                  Big Willey
                  "You are what you is." FZ


                  • #10

                    BALANCING Basic Understanding

                    Manual Calculations are a pain, so here is an outstanding program to use for balancing draft systems (Plus other things)

                    All you need is the $99 retail version, best $99 I spent when I designed my system, I highly recommend it if you are installing a draft system, and want to get it right the first time

                    Or if you post the details of your setup I can use my copy to calculate the optimum configuration

                    Type and Size/length of shanks on faucets
                    Lift and fall of each run
                    Desired co2 vol/vol
                    Temperature beer stored at
                    Existing trunk line size and type of tubing
                    Desired serving rate
                    Plus any of the other parameters you see in the screen shots in the above link

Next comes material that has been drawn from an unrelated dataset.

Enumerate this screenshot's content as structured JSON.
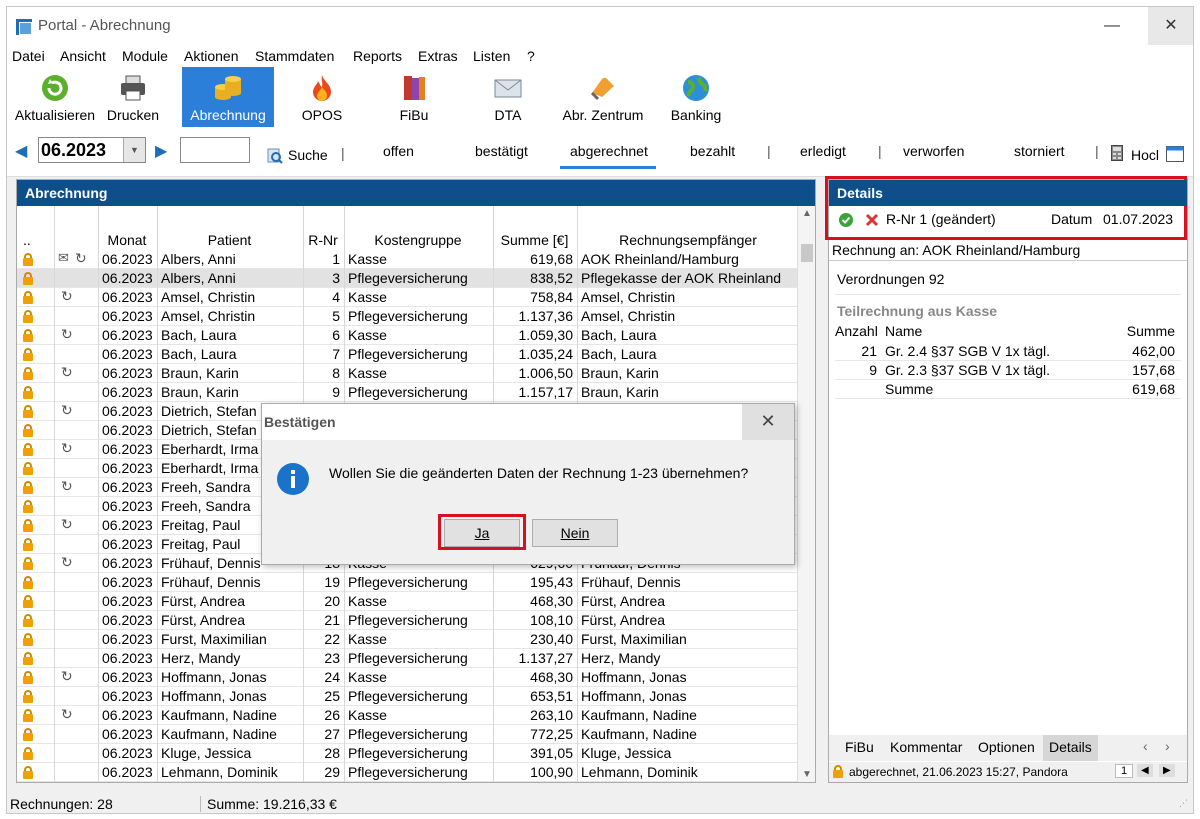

                    Unless you run more the 70 or so ft mixed gas would not be needed, even then larger trunk line could overcome this, but most like smaller trunk line to save wasted beer on cleaning day

                    There should be no problem branching two lines from one source; you just got to get the tubing sizes to their optimum sizes

                    As far as switching over different beers with different carbonation levels, I think you could find a happy medium, but expect different flow rates depending on beer type, ideally this is not something you would want to do, but if you only did that on one or two lines you could live with that